Uri Tadmor
Max Planck Institute for Evolutionary Anthropology
Some features of Southeast Asian languages are shared among many languages of the region,
regardless of genetic affiliation. When taken together, such areal features permit us to
consider Southeast Asia as a linguistic area. The more universally marked these features, the
stronger evidence they constitute for the existence of a Southeast Asian linguistic area. One
such areal feature pertains to the patterns of lexical borrowing.
Several claims are often made regarding which classes of words are more (or less)
borrowable than others. In particular, it has been claimed that members of closed sets, such
as numerals and pronouns, are impervious (or at least resistant) to borrowing; that function
words are far less susceptible to borrowing than content words; and that core vocabulary
items are less likely to be replaced by loanwords than specialized ones. These ideas were
formulated mostly on the basis of patterns observed in the ‘Old World’. In this paper, I will
explore borrowed vocabulary in some languages of Southeast Asia that cast doubt on the
strength these generalizations. In these languages, members of closed sets (such as numerals
and pronouns), function words in general, and core vocabulary items (like body parts and
kinship terms) appear to be as borrowable as members of open sets, content words, and
specialized vocabulary, respectively. These areal patterns force us to rethink previously held
assumptions about the nature of lexical borrowing. Many of the data will be drawn from the
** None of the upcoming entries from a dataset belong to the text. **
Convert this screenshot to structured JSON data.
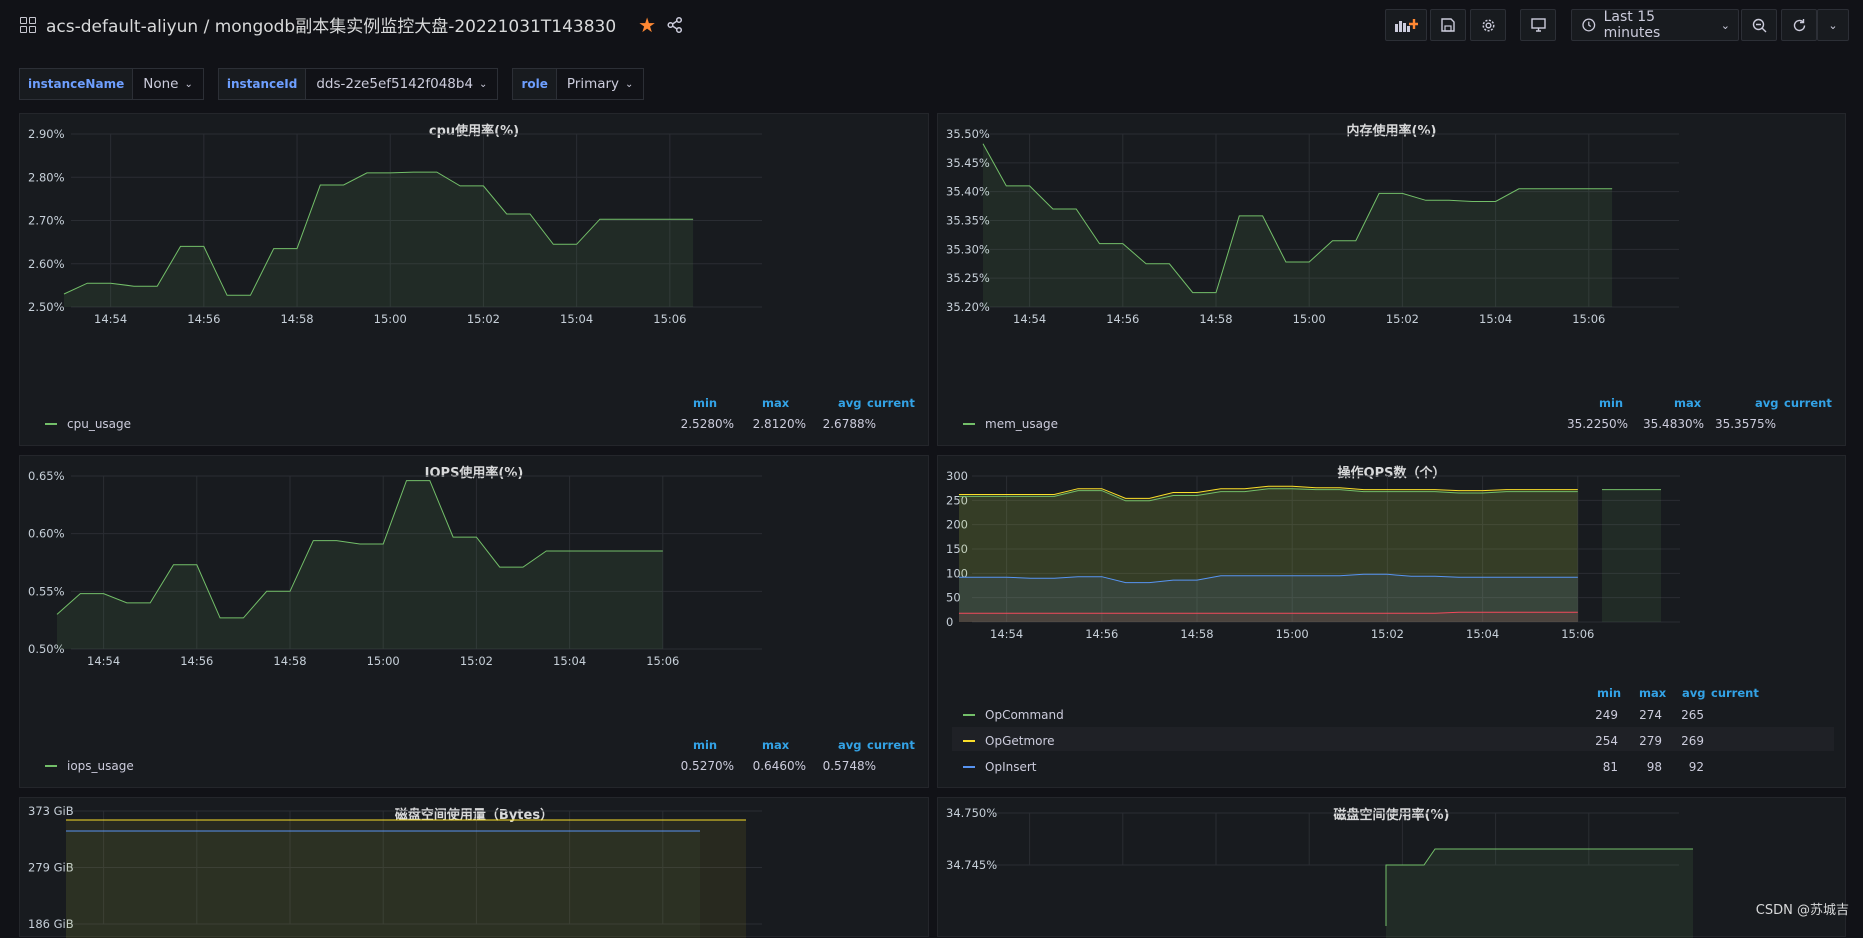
{
  "header": {
    "title": "acs-default-aliyun / mongodb副本集实例监控大盘-20221031T143830",
    "time_range": "Last 15 minutes"
  },
  "variables": [
    {
      "label": "instanceName",
      "value": "None"
    },
    {
      "label": "instanceId",
      "value": "dds-2ze5ef5142f048b4"
    },
    {
      "label": "role",
      "value": "Primary"
    }
  ],
  "legend_headers": {
    "min": "min",
    "max": "max",
    "avg": "avg",
    "current": "current"
  },
  "x_ticks": [
    "14:54",
    "14:56",
    "14:58",
    "15:00",
    "15:02",
    "15:04",
    "15:06"
  ],
  "panels": {
    "cpu": {
      "title": "cpu使用率(%)",
      "y_ticks": [
        "2.90%",
        "2.80%",
        "2.70%",
        "2.60%",
        "2.50%"
      ],
      "series": [
        {
          "name": "cpu_usage",
          "color": "#73bf69",
          "min": "2.5280%",
          "max": "2.8120%",
          "avg": "2.6788%",
          "current": ""
        }
      ]
    },
    "mem": {
      "title": "内存使用率(%)",
      "y_ticks": [
        "35.50%",
        "35.45%",
        "35.40%",
        "35.35%",
        "35.30%",
        "35.25%",
        "35.20%"
      ],
      "series": [
        {
          "name": "mem_usage",
          "color": "#73bf69",
          "min": "35.2250%",
          "max": "35.4830%",
          "avg": "35.3575%",
          "current": ""
        }
      ]
    },
    "iops": {
      "title": "IOPS使用率(%)",
      "y_ticks": [
        "0.65%",
        "0.60%",
        "0.55%",
        "0.50%"
      ],
      "series": [
        {
          "name": "iops_usage",
          "color": "#73bf69",
          "min": "0.5270%",
          "max": "0.6460%",
          "avg": "0.5748%",
          "current": ""
        }
      ]
    },
    "qps": {
      "title": "操作QPS数（个）",
      "y_ticks": [
        "300",
        "250",
        "200",
        "150",
        "100",
        "50",
        "0"
      ],
      "series": [
        {
          "name": "OpCommand",
          "color": "#73bf69",
          "min": "249",
          "max": "274",
          "avg": "265",
          "current": ""
        },
        {
          "name": "OpGetmore",
          "color": "#fade2a",
          "min": "254",
          "max": "279",
          "avg": "269",
          "current": ""
        },
        {
          "name": "OpInsert",
          "color": "#5794f2",
          "min": "81",
          "max": "98",
          "avg": "92",
          "current": ""
        }
      ]
    },
    "disk_bytes": {
      "title": "磁盘空间使用量（Bytes）",
      "y_ticks": [
        "373 GiB",
        "279 GiB",
        "186 GiB"
      ]
    },
    "disk_pct": {
      "title": "磁盘空间使用率(%)",
      "y_ticks": [
        "34.750%",
        "34.745%"
      ]
    }
  },
  "chart_data": [
    {
      "type": "line",
      "title": "cpu使用率(%)",
      "x": [
        "14:53",
        "14:53:30",
        "14:54",
        "14:54:30",
        "14:55",
        "14:55:30",
        "14:56",
        "14:56:30",
        "14:57",
        "14:57:30",
        "14:58",
        "14:58:30",
        "14:59",
        "14:59:30",
        "15:00",
        "15:00:30",
        "15:01",
        "15:01:30",
        "15:02",
        "15:02:30",
        "15:03",
        "15:03:30",
        "15:04",
        "15:04:30",
        "15:05",
        "15:05:30",
        "15:06",
        "15:06:30"
      ],
      "series": [
        {
          "name": "cpu_usage",
          "values": [
            2.53,
            2.555,
            2.555,
            2.548,
            2.548,
            2.64,
            2.64,
            2.527,
            2.527,
            2.635,
            2.635,
            2.782,
            2.782,
            2.81,
            2.81,
            2.812,
            2.812,
            2.78,
            2.78,
            2.715,
            2.715,
            2.645,
            2.645,
            2.703,
            2.703,
            2.703,
            2.703,
            2.703
          ]
        }
      ],
      "ylim": [
        2.5,
        2.9
      ]
    },
    {
      "type": "line",
      "title": "内存使用率(%)",
      "x": [
        "14:53",
        "14:53:30",
        "14:54",
        "14:54:30",
        "14:55",
        "14:55:30",
        "14:56",
        "14:56:30",
        "14:57",
        "14:57:30",
        "14:58",
        "14:58:30",
        "14:59",
        "14:59:30",
        "15:00",
        "15:00:30",
        "15:01",
        "15:01:30",
        "15:02",
        "15:02:30",
        "15:03",
        "15:03:30",
        "15:04",
        "15:04:30",
        "15:05",
        "15:05:30",
        "15:06",
        "15:06:30"
      ],
      "series": [
        {
          "name": "mem_usage",
          "values": [
            35.483,
            35.41,
            35.41,
            35.37,
            35.37,
            35.31,
            35.31,
            35.275,
            35.275,
            35.225,
            35.225,
            35.358,
            35.358,
            35.278,
            35.278,
            35.315,
            35.315,
            35.397,
            35.397,
            35.385,
            35.385,
            35.383,
            35.383,
            35.405,
            35.405,
            35.405,
            35.405,
            35.405
          ]
        }
      ],
      "ylim": [
        35.2,
        35.5
      ]
    },
    {
      "type": "line",
      "title": "IOPS使用率(%)",
      "x": [
        "14:53",
        "14:53:30",
        "14:54",
        "14:54:30",
        "14:55",
        "14:55:30",
        "14:56",
        "14:56:30",
        "14:57",
        "14:57:30",
        "14:58",
        "14:58:30",
        "14:59",
        "14:59:30",
        "15:00",
        "15:00:30",
        "15:01",
        "15:01:30",
        "15:02",
        "15:02:30",
        "15:03",
        "15:03:30",
        "15:04",
        "15:04:30",
        "15:05",
        "15:05:30",
        "15:06"
      ],
      "series": [
        {
          "name": "iops_usage",
          "values": [
            0.53,
            0.548,
            0.548,
            0.54,
            0.54,
            0.573,
            0.573,
            0.527,
            0.527,
            0.55,
            0.55,
            0.594,
            0.594,
            0.591,
            0.591,
            0.646,
            0.646,
            0.597,
            0.597,
            0.571,
            0.571,
            0.585,
            0.585,
            0.585,
            0.585,
            0.585,
            0.585
          ]
        }
      ],
      "ylim": [
        0.5,
        0.65
      ]
    },
    {
      "type": "line",
      "title": "操作QPS数（个）",
      "x": [
        "14:53",
        "14:53:30",
        "14:54",
        "14:54:30",
        "14:55",
        "14:55:30",
        "14:56",
        "14:56:30",
        "14:57",
        "14:57:30",
        "14:58",
        "14:58:30",
        "14:59",
        "14:59:30",
        "15:00",
        "15:00:30",
        "15:01",
        "15:01:30",
        "15:02",
        "15:02:30",
        "15:03",
        "15:03:30",
        "15:04",
        "15:04:30",
        "15:05",
        "15:05:30",
        "15:06"
      ],
      "series": [
        {
          "name": "OpCommand",
          "values": [
            258,
            258,
            258,
            258,
            258,
            270,
            270,
            249,
            249,
            260,
            260,
            268,
            268,
            274,
            274,
            272,
            272,
            268,
            268,
            268,
            268,
            265,
            265,
            268,
            268,
            268,
            268
          ]
        },
        {
          "name": "OpGetmore",
          "values": [
            262,
            262,
            262,
            262,
            262,
            274,
            274,
            254,
            254,
            266,
            266,
            274,
            274,
            279,
            279,
            276,
            276,
            272,
            272,
            272,
            272,
            270,
            270,
            272,
            272,
            272,
            272
          ]
        },
        {
          "name": "OpInsert",
          "values": [
            92,
            92,
            92,
            90,
            90,
            93,
            93,
            81,
            81,
            86,
            86,
            95,
            95,
            95,
            95,
            95,
            95,
            98,
            98,
            94,
            94,
            92,
            92,
            92,
            92,
            92,
            92
          ]
        },
        {
          "name": "",
          "values": [
            18,
            18,
            18,
            18,
            18,
            18,
            18,
            18,
            18,
            18,
            18,
            18,
            18,
            18,
            18,
            18,
            18,
            18,
            18,
            18,
            18,
            20,
            20,
            20,
            20,
            20,
            20
          ]
        }
      ],
      "ylim": [
        0,
        300
      ]
    }
  ],
  "watermark": "CSDN @苏城吉"
}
Loanword Typology project currently underway at the Max Planck Institute for Evolutionary